HELLO FRIENDS. I AM WRITING YOU FROM LAGOS, NIGERIA, WHERE WRITING IN ALL CAPS IS FEDERAL LAW. Just kidding. I'm here because I sent this cashier's check to this Nigerian prince who emailed me a couple months ago -- he just needed help with some political issues, I guess -- but I haven't heard from him since I mailed him the check and my bank account information, so I thought I'd come to Nigeria to check it out.
JUST KIDDING AGAIN.
I am actually here doing a clinical project for law school! I'm here with the Negotiation and Mediation Clinical, and we're doing a project involving negotiation trainings with local communities here in Nigeria. We're working with a Nigerian NGO to help develop a negotiation training program, and it's been really interesting so far.
My mind is truly boggled by the fact that on Monday afternoon, I was in Boston, on Tuesday morning, I was in Frankfurt, and by Tuesday afternoon, I was here in Lagos. Three continents in 24 hours! I keep looking around here and realizing, Whoa, I'm in Africa. It's wonderful to be in a new continent, and Nigeria is certainly a fascinating place to start.
After a day and a half in Lagos, I remain astounded by all the movement, color, and noise in this city. The city is chaotic, strewn with trash, loud, busy, and huge, sprawling over lakes and rivers and touching the Atlantic Ocean. Riding around Lagos by car, I've seen women carrying pallets of fruit on their heads, hundreds of churches with names like "Power of Christ Heavenly Restoration Church," almost as many mosques, oddly named fast food joints (such as "Tantalizers" and "Flaky's Fried Chicken"), people in traditional gowns and head dresses, motorbikes with four people on them at once, construction sites choked with dust and rocks, chickens pecking in the dirt on the side of the highway, snaking lines of cars in front of gas stations, scattered palm trees, and car after car after car zig-zagging from lane to lane.
It's pretty nuts.
Since part of our negotiation training plan involves filming some video components, we spent a good chunk of today searching out filming locations. First, we drove to a nature reserve in the city, where we sat outside in the sweltering heat and watched two peacocks fight with each other while our Nigerian guide tried to negotiate with the reserve people about how much we'd have to pay them to film a short video on the property. Eventually, we left and decided that we'd instead film at Lekki Beach, a long stretch of palm trees and sand, punctuated by colorful bits of litter, with a row of thatched houses against the water. After that, we returned to the NGO offices and sat around for several hours while the video guy procured video equipment, and finally started filming at around 6 pm. Whew.
By the end of the day, we were all exhausted and happy to come back to our hotel to an all-you-can-eat buffet of local dishes. So far, I'm a big fan of pounded yams, which are cones of dough (made from yam) that can be used to sop up soups and sauces. I like how Nigerian food is hot and peppery, mmm.
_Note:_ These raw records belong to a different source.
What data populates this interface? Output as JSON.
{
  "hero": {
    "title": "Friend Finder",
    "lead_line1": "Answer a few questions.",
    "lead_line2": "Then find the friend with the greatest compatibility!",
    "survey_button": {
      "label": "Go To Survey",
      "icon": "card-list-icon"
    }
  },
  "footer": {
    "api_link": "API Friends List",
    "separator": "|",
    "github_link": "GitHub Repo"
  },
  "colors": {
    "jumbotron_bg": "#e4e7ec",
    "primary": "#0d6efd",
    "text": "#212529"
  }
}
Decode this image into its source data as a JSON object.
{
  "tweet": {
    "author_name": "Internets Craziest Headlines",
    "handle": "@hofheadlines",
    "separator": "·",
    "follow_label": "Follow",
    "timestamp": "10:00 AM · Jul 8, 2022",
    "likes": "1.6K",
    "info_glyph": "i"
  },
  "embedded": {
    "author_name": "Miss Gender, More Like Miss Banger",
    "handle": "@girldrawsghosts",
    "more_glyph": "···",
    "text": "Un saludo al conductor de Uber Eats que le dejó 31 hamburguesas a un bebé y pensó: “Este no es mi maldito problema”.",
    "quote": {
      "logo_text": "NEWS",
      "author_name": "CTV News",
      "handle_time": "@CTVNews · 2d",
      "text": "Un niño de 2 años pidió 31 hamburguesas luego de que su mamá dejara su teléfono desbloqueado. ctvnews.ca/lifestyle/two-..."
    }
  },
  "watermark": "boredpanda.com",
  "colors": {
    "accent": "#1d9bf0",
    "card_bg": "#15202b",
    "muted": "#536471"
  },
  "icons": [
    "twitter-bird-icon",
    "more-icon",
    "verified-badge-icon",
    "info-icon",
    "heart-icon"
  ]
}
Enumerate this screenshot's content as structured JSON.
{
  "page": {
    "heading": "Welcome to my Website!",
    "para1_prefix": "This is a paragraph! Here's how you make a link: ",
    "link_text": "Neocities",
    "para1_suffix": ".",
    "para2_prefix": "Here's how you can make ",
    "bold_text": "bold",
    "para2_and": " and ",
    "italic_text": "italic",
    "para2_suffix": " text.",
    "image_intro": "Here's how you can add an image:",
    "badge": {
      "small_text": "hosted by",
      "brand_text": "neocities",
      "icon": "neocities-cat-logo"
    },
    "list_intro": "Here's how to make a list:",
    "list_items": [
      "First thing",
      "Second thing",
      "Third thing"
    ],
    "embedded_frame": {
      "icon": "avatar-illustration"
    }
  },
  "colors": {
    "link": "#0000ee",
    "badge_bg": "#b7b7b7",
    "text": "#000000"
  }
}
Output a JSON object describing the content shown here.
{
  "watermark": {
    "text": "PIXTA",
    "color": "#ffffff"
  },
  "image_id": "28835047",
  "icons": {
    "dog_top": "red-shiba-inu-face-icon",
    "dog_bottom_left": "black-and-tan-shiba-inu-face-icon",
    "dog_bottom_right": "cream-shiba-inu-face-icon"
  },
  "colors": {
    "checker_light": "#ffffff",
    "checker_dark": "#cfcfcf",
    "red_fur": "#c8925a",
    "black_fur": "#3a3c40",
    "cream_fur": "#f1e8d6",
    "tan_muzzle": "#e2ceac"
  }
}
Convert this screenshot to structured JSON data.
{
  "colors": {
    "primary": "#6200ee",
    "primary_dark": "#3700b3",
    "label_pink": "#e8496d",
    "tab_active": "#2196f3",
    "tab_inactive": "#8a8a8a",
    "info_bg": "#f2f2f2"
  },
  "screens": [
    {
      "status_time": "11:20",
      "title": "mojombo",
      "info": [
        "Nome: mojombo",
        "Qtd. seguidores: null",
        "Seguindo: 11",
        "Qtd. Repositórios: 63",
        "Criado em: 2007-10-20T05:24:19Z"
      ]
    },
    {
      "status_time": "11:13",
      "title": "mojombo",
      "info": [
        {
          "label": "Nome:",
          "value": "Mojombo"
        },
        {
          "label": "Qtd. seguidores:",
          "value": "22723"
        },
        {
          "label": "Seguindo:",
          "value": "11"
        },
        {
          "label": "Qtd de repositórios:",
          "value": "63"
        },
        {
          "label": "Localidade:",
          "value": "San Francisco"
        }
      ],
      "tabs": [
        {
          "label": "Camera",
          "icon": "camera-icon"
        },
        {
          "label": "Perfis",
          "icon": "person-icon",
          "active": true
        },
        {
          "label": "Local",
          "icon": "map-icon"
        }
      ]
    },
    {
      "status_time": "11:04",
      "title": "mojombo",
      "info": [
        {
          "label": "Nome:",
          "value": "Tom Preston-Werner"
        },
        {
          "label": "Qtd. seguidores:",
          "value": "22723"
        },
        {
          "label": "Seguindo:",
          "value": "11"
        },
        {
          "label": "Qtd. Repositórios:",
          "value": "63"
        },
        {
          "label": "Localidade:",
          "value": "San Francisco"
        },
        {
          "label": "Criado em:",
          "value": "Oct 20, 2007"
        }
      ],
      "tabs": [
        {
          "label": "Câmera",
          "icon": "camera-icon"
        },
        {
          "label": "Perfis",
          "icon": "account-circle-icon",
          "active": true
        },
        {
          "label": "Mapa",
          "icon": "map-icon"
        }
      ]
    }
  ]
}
Okay, we have an early morning tomorrow so I should probably be getting to bed soon. GOOD NIGHT MY DEAR FRIENDS.